Before you make that all important-life changing decision, why don't you go your local courthouse to family court or domestic relations (whatever it may be called in your area) and sit through a morning or afternoon of court calls and/or hearings of others going through a divorce. It is not a pretty site, especially if there is a lot of tension between the divorcing parties, the lawyers, and the judge. As you view the court process, try and picture yourself sitting there with your lawyer and your spouse sitting with their lawyer. Observe the fact that these two intelligent people have hired complete strangers to argue what can become "unimportant stuff" and a court reporter is taking down every word said for the court that will then become public record. Do you really want to participate in ending your marriage that way? Some of those people in court have been there a years or more and still are not divorced.
Why? Because they could not resolve their own issues during their marriage. They are stubborn, angry, or want revenge. In the end, it is the judge-another-stranger-who will decide the final outcome of who gets what and when you and your former spouse may see the children. You ultimately DO Not get to decide.
Many lawyers now offer Divorce Mediation as part of their services. They, however, are not allowed to give legal advice.
They are bound by the same rules as a mediator, and must remain neutral in the process.
No matter what, it is best to consult with a lawyer before an agreement is finalized to have that person review and make any changes before an agreement is finalized.
Understanding the Benefits of Mediation in Divorce:
A mediator does not represent either party. Rather, a mediator creates a cooperative environment when both you and your spouse can work together to reach an agreement on the terms of your divorce. Both you and your spouse have the right to also consult individually with an attorney during this process. Once the agreement is reached, the mediator will write up the agreement into a document where both you and your spouse will then be able to file the document
with additional court papers to obtain a divorce.
This process only works if both you and your spouse are willing to make a full financial disclosure, and if you both are willing to make a good faith effort to reach an agreement.
The benefits of mediation are:
Lower cost because this process is less time consuming. The amount of time involved to reach an agreement varies based on the level of conflict, the number of issues and the complexity of both your finances.

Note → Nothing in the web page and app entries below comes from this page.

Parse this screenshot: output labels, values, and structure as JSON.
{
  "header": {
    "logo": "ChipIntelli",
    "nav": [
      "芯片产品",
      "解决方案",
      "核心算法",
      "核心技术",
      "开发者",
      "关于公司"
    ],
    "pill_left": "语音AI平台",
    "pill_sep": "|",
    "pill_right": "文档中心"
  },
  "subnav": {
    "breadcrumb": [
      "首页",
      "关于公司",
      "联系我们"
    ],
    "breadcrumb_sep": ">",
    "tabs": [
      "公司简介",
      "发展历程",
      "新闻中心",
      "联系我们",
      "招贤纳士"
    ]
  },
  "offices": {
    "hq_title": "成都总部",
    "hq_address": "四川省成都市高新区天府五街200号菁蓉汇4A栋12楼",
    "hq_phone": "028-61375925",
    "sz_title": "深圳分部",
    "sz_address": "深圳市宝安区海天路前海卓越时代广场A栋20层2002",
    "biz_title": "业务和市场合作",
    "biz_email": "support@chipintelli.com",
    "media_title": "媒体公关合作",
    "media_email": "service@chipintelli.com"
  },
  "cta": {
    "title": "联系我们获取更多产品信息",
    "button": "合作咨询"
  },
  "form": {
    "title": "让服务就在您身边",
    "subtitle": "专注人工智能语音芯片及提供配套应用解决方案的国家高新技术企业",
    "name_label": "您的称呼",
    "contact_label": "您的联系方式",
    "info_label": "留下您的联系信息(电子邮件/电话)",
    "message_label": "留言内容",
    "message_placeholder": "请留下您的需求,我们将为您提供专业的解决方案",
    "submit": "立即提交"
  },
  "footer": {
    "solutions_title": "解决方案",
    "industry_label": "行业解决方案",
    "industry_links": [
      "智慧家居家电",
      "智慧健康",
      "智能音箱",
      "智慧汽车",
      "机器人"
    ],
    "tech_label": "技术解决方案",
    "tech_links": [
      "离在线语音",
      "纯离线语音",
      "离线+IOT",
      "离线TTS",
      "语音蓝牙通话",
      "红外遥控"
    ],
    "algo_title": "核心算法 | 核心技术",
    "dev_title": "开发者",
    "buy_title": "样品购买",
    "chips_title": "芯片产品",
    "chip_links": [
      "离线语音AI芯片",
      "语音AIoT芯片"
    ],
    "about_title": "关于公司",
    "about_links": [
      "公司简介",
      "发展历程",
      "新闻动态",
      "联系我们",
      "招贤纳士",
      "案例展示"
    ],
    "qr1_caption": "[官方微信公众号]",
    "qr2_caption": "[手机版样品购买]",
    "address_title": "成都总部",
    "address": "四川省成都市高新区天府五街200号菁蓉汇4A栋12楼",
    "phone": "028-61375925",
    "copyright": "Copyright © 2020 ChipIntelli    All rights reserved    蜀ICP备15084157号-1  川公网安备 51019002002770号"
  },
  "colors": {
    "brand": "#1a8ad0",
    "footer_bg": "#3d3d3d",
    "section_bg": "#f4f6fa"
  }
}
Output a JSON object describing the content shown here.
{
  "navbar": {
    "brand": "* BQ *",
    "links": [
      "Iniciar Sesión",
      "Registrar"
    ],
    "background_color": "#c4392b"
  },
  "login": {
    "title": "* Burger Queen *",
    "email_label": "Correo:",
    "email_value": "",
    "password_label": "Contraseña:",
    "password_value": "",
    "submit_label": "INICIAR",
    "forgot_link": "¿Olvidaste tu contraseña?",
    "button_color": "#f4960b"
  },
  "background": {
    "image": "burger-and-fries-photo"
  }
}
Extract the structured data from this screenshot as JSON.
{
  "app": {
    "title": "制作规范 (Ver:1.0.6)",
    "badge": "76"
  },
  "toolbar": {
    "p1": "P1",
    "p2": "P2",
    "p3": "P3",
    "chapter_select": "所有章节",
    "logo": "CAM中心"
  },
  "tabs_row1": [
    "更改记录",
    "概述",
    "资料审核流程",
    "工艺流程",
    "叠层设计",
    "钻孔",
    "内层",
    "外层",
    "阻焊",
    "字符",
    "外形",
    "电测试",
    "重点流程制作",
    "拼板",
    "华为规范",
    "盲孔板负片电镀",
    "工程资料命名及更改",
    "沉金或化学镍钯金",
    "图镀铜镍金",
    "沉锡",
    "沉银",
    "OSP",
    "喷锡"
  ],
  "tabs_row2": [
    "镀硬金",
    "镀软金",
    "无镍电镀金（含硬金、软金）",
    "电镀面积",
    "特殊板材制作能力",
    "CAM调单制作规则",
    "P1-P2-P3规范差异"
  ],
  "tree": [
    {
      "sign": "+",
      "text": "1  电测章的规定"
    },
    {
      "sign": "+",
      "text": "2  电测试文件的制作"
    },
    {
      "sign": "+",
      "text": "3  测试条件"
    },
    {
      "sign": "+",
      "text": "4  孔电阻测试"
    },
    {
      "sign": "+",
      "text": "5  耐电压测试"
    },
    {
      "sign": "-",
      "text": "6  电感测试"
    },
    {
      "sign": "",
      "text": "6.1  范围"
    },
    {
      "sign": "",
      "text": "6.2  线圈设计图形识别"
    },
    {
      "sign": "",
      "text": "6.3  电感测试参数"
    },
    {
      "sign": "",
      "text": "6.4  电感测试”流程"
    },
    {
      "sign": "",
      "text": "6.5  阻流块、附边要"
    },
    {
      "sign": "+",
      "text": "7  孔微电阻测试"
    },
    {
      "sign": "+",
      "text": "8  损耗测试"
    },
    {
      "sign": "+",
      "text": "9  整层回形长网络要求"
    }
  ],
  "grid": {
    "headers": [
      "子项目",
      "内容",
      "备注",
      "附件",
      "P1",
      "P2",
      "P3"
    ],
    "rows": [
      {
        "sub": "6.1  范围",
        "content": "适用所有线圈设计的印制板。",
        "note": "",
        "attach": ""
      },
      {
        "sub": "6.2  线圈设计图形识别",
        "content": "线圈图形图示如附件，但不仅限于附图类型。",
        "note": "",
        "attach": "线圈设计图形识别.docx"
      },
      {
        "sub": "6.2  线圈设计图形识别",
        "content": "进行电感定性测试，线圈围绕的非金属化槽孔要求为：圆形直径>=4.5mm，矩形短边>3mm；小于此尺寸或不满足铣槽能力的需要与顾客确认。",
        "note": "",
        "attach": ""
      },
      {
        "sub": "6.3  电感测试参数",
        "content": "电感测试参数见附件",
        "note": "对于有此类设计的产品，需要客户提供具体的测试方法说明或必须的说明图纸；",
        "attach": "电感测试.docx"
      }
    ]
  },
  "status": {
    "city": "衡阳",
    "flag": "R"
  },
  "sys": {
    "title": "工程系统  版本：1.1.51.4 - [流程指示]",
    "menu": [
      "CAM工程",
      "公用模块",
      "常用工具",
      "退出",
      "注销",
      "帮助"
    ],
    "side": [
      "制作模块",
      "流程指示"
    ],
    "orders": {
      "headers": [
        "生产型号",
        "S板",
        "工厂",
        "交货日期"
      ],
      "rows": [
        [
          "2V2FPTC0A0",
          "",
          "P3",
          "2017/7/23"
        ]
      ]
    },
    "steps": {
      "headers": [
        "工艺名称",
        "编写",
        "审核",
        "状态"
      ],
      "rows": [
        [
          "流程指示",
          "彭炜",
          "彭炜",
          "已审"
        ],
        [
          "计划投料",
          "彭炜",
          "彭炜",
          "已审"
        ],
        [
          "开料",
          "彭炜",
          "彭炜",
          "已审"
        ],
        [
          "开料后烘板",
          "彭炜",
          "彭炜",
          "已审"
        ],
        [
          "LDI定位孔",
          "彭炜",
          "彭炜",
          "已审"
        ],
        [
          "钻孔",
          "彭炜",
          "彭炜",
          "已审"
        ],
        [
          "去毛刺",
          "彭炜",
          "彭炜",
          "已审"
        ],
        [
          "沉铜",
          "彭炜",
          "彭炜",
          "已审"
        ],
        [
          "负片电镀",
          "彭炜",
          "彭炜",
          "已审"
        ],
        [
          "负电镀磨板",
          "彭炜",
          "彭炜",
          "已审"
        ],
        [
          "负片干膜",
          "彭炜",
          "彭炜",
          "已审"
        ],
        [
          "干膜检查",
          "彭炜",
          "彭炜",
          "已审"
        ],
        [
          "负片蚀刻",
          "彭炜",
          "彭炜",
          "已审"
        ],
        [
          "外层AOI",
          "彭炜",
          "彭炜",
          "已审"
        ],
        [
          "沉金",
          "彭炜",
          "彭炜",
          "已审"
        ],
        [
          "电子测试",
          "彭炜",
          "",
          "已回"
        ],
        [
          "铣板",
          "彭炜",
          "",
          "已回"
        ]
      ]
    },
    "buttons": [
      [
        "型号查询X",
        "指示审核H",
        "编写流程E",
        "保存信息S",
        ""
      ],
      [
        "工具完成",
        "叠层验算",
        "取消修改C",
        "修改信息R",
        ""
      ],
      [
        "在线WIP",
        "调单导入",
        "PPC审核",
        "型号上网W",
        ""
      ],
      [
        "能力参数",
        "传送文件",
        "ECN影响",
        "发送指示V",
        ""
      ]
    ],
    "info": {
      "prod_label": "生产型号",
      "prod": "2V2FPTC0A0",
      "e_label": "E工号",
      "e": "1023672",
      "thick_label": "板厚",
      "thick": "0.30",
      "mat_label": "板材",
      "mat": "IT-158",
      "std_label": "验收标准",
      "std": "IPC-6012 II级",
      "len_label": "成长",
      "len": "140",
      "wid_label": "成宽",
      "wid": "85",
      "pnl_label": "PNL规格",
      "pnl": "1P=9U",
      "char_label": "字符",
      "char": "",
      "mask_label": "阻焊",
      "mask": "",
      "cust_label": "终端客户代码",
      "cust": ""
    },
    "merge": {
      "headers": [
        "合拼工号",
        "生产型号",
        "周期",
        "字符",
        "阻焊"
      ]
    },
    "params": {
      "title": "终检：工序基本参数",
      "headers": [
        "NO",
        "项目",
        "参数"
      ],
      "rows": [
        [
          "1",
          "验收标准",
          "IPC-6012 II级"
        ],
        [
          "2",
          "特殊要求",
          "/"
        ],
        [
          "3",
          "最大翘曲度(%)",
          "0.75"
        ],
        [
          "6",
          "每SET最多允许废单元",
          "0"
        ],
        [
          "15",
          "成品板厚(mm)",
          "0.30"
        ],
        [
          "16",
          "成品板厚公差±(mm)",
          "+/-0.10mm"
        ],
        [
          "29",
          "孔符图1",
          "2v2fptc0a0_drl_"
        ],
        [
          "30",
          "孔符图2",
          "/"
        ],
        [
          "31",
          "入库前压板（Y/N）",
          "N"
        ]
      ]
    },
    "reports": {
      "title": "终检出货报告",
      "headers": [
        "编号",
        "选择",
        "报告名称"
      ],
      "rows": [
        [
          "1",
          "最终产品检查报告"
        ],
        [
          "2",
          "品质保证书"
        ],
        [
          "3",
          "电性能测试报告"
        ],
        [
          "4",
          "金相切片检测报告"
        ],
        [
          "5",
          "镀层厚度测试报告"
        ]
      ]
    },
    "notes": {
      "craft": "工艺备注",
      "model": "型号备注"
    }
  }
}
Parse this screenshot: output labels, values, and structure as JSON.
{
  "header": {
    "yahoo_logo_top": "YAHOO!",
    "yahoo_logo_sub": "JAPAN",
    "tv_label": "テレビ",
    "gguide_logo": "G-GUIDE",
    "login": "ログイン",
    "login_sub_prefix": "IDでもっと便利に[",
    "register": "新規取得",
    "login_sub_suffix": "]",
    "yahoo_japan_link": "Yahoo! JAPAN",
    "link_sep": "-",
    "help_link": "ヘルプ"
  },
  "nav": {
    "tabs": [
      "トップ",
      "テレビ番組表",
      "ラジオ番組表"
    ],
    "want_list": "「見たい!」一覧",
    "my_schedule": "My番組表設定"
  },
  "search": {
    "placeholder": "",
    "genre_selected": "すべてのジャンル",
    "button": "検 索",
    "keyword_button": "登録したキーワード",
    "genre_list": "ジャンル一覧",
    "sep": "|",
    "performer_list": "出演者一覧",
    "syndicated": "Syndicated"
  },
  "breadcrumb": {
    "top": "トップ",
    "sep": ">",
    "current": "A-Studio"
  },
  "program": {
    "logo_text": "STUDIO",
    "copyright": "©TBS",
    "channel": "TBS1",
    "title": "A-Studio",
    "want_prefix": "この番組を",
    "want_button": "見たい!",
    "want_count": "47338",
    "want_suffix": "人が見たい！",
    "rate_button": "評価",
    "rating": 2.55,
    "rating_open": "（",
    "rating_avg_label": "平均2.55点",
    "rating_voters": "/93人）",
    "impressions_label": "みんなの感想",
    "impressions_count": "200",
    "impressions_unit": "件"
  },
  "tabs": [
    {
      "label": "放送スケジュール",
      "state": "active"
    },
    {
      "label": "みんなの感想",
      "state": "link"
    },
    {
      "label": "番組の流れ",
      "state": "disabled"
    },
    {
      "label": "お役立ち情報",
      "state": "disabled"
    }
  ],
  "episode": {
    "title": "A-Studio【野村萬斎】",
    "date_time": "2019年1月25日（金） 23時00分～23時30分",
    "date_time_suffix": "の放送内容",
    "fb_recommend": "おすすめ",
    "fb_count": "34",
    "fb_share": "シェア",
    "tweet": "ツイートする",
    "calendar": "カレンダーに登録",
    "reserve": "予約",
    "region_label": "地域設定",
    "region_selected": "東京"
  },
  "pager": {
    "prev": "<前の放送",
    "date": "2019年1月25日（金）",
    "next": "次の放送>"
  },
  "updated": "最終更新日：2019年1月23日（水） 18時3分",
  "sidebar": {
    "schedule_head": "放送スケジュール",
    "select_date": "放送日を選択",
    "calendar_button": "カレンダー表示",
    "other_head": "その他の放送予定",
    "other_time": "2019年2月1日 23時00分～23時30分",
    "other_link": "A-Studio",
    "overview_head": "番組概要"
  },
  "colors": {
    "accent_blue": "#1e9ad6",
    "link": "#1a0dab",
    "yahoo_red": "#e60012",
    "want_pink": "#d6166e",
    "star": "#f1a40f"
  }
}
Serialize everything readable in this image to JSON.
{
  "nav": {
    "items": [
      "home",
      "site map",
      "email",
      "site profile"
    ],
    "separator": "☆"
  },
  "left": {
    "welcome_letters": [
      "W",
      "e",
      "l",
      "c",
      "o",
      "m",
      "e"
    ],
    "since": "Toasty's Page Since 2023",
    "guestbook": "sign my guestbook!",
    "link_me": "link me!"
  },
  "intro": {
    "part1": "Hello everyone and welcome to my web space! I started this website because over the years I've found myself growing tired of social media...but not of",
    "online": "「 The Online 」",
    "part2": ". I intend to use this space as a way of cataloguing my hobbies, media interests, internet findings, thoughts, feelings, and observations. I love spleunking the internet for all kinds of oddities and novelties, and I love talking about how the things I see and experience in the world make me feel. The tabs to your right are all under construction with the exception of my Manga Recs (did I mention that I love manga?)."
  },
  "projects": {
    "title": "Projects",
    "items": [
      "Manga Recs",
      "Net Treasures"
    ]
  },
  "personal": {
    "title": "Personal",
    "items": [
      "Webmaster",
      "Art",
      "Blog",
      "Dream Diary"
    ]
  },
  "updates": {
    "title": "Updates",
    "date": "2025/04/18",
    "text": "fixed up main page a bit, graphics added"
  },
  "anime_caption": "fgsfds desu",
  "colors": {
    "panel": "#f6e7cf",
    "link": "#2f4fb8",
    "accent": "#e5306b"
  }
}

A typical mediation where both you and your spouse agree typically takes approximately 10 hours.
Less painful for you children because you avoid the long court process and litigation involved with ending your marriage.
Mediated settlements can be prepared by a lawyer or a certified divorce mediator.
The benefit to a mediator is when you and your spouse have reached an agreement on all issues, and you simply are looking for the most inexpensive and yet professional completing the necessary paperwork to finalize your divorce.
Hiring a Qualified Mediator:
? Call your local County Clerks Office and ask for a list of mediators in your area.
? Check the yellow pages under "Divorce Mediation"
? Make sure whomever you choose has been mediating for at least 3 years.
? Ask for a list of references.
? Ask for a fee agreement in writing once you have selected someone.
? Consult with a lawyer before an agreement is finalized to have them review and make any changes to the document.
Ending a Relationship is not an easy road to travel.
It is survivable if you are wiling to do the work necessary to move on with your life. You will make it.
. About the Author .Susan Murphy-Milano, respected Author and Nationally recognized relationship expert has just released her new book "Moving Out Moving On" when a relationship goes wrong.
Her book focuses on protecting yourself legally, emotionally and physically. She is also the author of "Defending Our Lives" published by Double Day Books.
By: Susan Murphy-Milano